That sounds like a really difficult situation, EagleRiverDee. :( I know how hard it is to stand by and watch someone struggle who is unwilling and/or unable to accept help. I hope your uncle is eventually able to accept some form of assistance being offered and can get some stability in his life.

I know it's little comfort, but it sounds like you're doing the absolute best you can, given the circumstances. My thoughts are with you and your family. Please keep us updated if anything changes. :hug:

04-08-2014, 08:49 PM
Hi Dee,

Hugs to you for all that you're going through. Some people in my family have alcohol issues, it's scary.

I agree that using community resources such as trying to apply for food stamps, public health insurance, etc are a good start. There are a lot of resources out there.

Is he getting help for his issues?

Good luck and bless you for caring.


04-09-2014, 03:37 PM
I wouldn't give up on disability just because he isn't under a doctor's care. It might be worth the investment of several hundred dollars to get a doctor's opinion on whether he is disabled or not. And if he could get on Social Security Disability (SSDI) he would be eligible for Medicare before age 65. It is difficult to get SSDI and he would definitely need medical records to support that he is disabled. If you could find a doctor who has experience with SSDI assessments, that could be helpful. A local social services agency might be able to help with getting through the application process or provide a referral to someone who can help.

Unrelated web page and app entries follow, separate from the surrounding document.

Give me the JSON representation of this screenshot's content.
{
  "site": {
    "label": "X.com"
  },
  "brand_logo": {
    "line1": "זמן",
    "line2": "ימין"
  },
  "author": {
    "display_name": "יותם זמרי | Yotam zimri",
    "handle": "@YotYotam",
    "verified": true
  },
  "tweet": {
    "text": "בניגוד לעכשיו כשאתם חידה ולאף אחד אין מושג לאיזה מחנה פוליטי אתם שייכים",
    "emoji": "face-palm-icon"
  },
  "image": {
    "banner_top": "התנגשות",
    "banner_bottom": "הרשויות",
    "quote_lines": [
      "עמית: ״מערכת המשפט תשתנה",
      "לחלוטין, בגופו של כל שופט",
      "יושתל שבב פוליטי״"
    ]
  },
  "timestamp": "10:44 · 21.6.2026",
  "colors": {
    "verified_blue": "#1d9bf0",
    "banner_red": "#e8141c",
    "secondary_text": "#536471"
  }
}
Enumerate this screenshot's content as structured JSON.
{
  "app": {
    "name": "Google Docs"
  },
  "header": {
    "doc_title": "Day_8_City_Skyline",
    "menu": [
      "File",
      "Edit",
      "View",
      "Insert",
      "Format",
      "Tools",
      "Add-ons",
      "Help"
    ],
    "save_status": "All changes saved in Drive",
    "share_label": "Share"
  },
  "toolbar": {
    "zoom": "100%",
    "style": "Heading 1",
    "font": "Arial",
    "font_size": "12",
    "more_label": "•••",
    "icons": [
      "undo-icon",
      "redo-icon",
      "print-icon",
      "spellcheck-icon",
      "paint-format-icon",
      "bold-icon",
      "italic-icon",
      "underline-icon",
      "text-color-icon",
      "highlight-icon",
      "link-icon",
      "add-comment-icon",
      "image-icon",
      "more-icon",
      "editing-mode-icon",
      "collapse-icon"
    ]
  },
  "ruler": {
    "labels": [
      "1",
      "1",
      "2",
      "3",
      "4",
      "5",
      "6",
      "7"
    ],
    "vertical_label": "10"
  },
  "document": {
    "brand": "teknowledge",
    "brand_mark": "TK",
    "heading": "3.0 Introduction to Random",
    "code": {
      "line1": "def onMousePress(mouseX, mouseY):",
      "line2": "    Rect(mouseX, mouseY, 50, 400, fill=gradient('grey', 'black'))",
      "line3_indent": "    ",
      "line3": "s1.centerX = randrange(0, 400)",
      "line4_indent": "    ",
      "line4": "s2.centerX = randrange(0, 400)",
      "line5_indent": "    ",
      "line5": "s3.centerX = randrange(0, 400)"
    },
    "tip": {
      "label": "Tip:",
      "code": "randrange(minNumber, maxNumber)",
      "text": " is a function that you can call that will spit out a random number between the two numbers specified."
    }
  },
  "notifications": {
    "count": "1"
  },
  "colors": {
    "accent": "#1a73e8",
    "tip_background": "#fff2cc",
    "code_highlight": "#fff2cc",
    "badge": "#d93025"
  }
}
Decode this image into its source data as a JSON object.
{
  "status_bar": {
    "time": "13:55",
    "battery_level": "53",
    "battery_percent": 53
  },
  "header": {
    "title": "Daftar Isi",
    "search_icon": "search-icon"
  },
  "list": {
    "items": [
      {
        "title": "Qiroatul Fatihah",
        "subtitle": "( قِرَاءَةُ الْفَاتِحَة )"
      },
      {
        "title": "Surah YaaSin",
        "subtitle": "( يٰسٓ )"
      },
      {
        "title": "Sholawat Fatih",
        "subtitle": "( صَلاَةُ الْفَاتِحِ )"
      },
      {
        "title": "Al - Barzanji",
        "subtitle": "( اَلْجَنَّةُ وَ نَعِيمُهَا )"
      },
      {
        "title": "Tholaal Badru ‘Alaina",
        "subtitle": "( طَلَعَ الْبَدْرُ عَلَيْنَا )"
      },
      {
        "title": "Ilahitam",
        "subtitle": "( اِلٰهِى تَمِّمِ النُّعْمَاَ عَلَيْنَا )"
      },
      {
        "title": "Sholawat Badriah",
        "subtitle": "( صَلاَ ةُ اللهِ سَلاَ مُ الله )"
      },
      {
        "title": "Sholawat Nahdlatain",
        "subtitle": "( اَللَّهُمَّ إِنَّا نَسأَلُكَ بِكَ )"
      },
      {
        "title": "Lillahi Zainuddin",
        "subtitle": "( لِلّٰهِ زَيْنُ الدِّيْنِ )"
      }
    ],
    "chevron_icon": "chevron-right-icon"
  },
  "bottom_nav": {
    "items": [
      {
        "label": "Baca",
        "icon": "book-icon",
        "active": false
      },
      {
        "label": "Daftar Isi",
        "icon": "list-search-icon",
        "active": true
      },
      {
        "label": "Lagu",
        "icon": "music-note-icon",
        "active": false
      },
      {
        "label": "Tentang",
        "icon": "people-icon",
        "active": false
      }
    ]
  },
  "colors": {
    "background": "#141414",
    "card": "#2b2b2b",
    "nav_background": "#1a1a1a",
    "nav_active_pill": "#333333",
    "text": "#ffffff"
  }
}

Chubbie Chick
04-10-2014, 01:15 PM
You might find a great deal of assistance at your local senior center. They are a wealth of information and can direct you to the appropriate agencies.

In our county, we have a Department of Aging which provides shelter, utility assistance, clothing, food, counseling, job assistance, in other words, lots of help.

Hope this helps.

ps One last thought: If your uncle is a veteran, you can get help by going to your local VFW or American Legion. They can get your uncle started with the process of applying for assistance.